━━ GIVEN DATA

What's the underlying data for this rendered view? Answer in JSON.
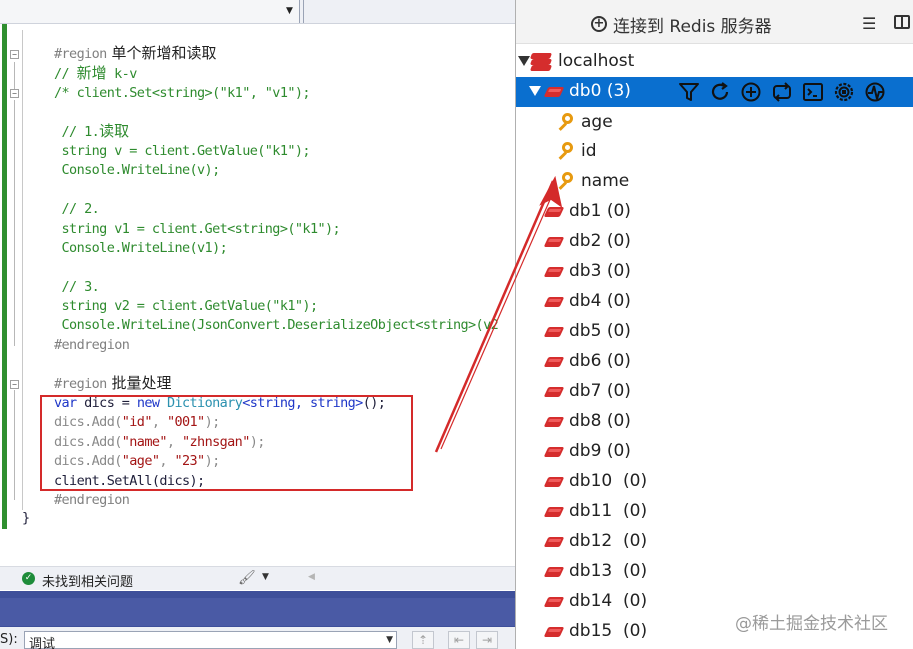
{
  "editor": {
    "lines": {
      "region1_kw": "#region",
      "region1_title": " 单个新增和读取",
      "add_comment_prefix": "// ",
      "add_comment_cjk": "新增",
      "add_comment_suffix": " k-v",
      "set_line": "/* client.Set<string>(\"k1\", \"v1\");",
      "read1_comment_prefix": " // 1.",
      "read1_comment_cjk": "读取",
      "read1_a": " string v = client.GetValue(\"k1\");",
      "read1_b": " Console.WriteLine(v);",
      "read2_comment": " // 2.",
      "read2_a": " string v1 = client.Get<string>(\"k1\");",
      "read2_b": " Console.WriteLine(v1);",
      "read3_comment": " // 3.",
      "read3_a": " string v2 = client.GetValue(\"k1\");",
      "read3_b": " Console.WriteLine(JsonConvert.DeserializeObject<string>(v2",
      "endregion1": "#endregion",
      "region2_kw": "#region",
      "region2_title": " 批量处理",
      "dict_var": "var",
      "dict_mid": " dics = ",
      "dict_new": "new",
      "dict_type": " Dictionary",
      "dict_generic": "<string, string>",
      "dict_end": "();",
      "add1_a": "dics.Add(",
      "add1_b": "\"id\"",
      "add1_c": ", ",
      "add1_d": "\"001\"",
      "add1_e": ");",
      "add2_a": "dics.Add(",
      "add2_b": "\"name\"",
      "add2_c": ", ",
      "add2_d": "\"zhnsgan\"",
      "add2_e": ");",
      "add3_a": "dics.Add(",
      "add3_b": "\"age\"",
      "add3_c": ", ",
      "add3_d": "\"23\"",
      "add3_e": ");",
      "setall": "client.SetAll(dics);",
      "endregion2": "#endregion",
      "closing_brace": "}"
    },
    "fold_symbol": "−",
    "status_text": "未找到相关问题",
    "bottom_label": "S):",
    "bottom_select_value": "调试"
  },
  "panel": {
    "connect_label": "连接到 Redis 服务器",
    "tree": {
      "host": "localhost",
      "db0_label": "db0",
      "db0_count": "(3)",
      "keys": [
        "age",
        "id",
        "name"
      ],
      "databases": [
        {
          "label": "db1",
          "count": "(0)"
        },
        {
          "label": "db2",
          "count": "(0)"
        },
        {
          "label": "db3",
          "count": "(0)"
        },
        {
          "label": "db4",
          "count": "(0)"
        },
        {
          "label": "db5",
          "count": "(0)"
        },
        {
          "label": "db6",
          "count": "(0)"
        },
        {
          "label": "db7",
          "count": "(0)"
        },
        {
          "label": "db8",
          "count": "(0)"
        },
        {
          "label": "db9",
          "count": "(0)"
        },
        {
          "label": "db10",
          "count": "(0)"
        },
        {
          "label": "db11",
          "count": "(0)"
        },
        {
          "label": "db12",
          "count": "(0)"
        },
        {
          "label": "db13",
          "count": "(0)"
        },
        {
          "label": "db14",
          "count": "(0)"
        },
        {
          "label": "db15",
          "count": "(0)"
        }
      ]
    },
    "db0_actions": [
      "filter-icon",
      "reload-icon",
      "add-key-icon",
      "sync-icon",
      "console-icon",
      "settings-icon",
      "stats-icon"
    ]
  },
  "watermark": "@稀土掘金技术社区",
  "colors": {
    "selection": "#0a6fcf",
    "annotation_red": "#d42a2a",
    "redis_red": "#d52d2d",
    "key_orange": "#e79a10"
  }
}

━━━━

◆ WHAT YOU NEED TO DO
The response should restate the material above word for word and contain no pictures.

◆ REPLY TO THE TASK
What's the underlying data for this rendered view? Answer in JSON.
{
  "editor": {
    "lines": {
      "region1_kw": "#region",
      "region1_title": " 单个新增和读取",
      "add_comment_prefix": "// ",
      "add_comment_cjk": "新增",
      "add_comment_suffix": " k-v",
      "set_line": "/* client.Set<string>(\"k1\", \"v1\");",
      "read1_comment_prefix": " // 1.",
      "read1_comment_cjk": "读取",
      "read1_a": " string v = client.GetValue(\"k1\");",
      "read1_b": " Console.WriteLine(v);",
      "read2_comment": " // 2.",
      "read2_a": " string v1 = client.Get<string>(\"k1\");",
      "read2_b": " Console.WriteLine(v1);",
      "read3_comment": " // 3.",
      "read3_a": " string v2 = client.GetValue(\"k1\");",
      "read3_b": " Console.WriteLine(JsonConvert.DeserializeObject<string>(v2",
      "endregion1": "#endregion",
      "region2_kw": "#region",
      "region2_title": " 批量处理",
      "dict_var": "var",
      "dict_mid": " dics = ",
      "dict_new": "new",
      "dict_type": " Dictionary",
      "dict_generic": "<string, string>",
      "dict_end": "();",
      "add1_a": "dics.Add(",
      "add1_b": "\"id\"",
      "add1_c": ", ",
      "add1_d": "\"001\"",
      "add1_e": ");",
      "add2_a": "dics.Add(",
      "add2_b": "\"name\"",
      "add2_c": ", ",
      "add2_d": "\"zhnsgan\"",
      "add2_e": ");",
      "add3_a": "dics.Add(",
      "add3_b": "\"age\"",
      "add3_c": ", ",
      "add3_d": "\"23\"",
      "add3_e": ");",
      "setall": "client.SetAll(dics);",
      "endregion2": "#endregion",
      "closing_brace": "}"
    },
    "fold_symbol": "−",
    "status_text": "未找到相关问题",
    "bottom_label": "S):",
    "bottom_select_value": "调试"
  },
  "panel": {
    "connect_label": "连接到 Redis 服务器",
    "tree": {
      "host": "localhost",
      "db0_label": "db0",
      "db0_count": "(3)",
      "keys": [
        "age",
        "id",
        "name"
      ],
      "databases": [
        {
          "label": "db1",
          "count": "(0)"
        },
        {
          "label": "db2",
          "count": "(0)"
        },
        {
          "label": "db3",
          "count": "(0)"
        },
        {
          "label": "db4",
          "count": "(0)"
        },
        {
          "label": "db5",
          "count": "(0)"
        },
        {
          "label": "db6",
          "count": "(0)"
        },
        {
          "label": "db7",
          "count": "(0)"
        },
        {
          "label": "db8",
          "count": "(0)"
        },
        {
          "label": "db9",
          "count": "(0)"
        },
        {
          "label": "db10",
          "count": "(0)"
        },
        {
          "label": "db11",
          "count": "(0)"
        },
        {
          "label": "db12",
          "count": "(0)"
        },
        {
          "label": "db13",
          "count": "(0)"
        },
        {
          "label": "db14",
          "count": "(0)"
        },
        {
          "label": "db15",
          "count": "(0)"
        }
      ]
    },
    "db0_actions": [
      "filter-icon",
      "reload-icon",
      "add-key-icon",
      "sync-icon",
      "console-icon",
      "settings-icon",
      "stats-icon"
    ]
  },
  "watermark": "@稀土掘金技术社区",
  "colors": {
    "selection": "#0a6fcf",
    "annotation_red": "#d42a2a",
    "redis_red": "#d52d2d",
    "key_orange": "#e79a10"
  }
}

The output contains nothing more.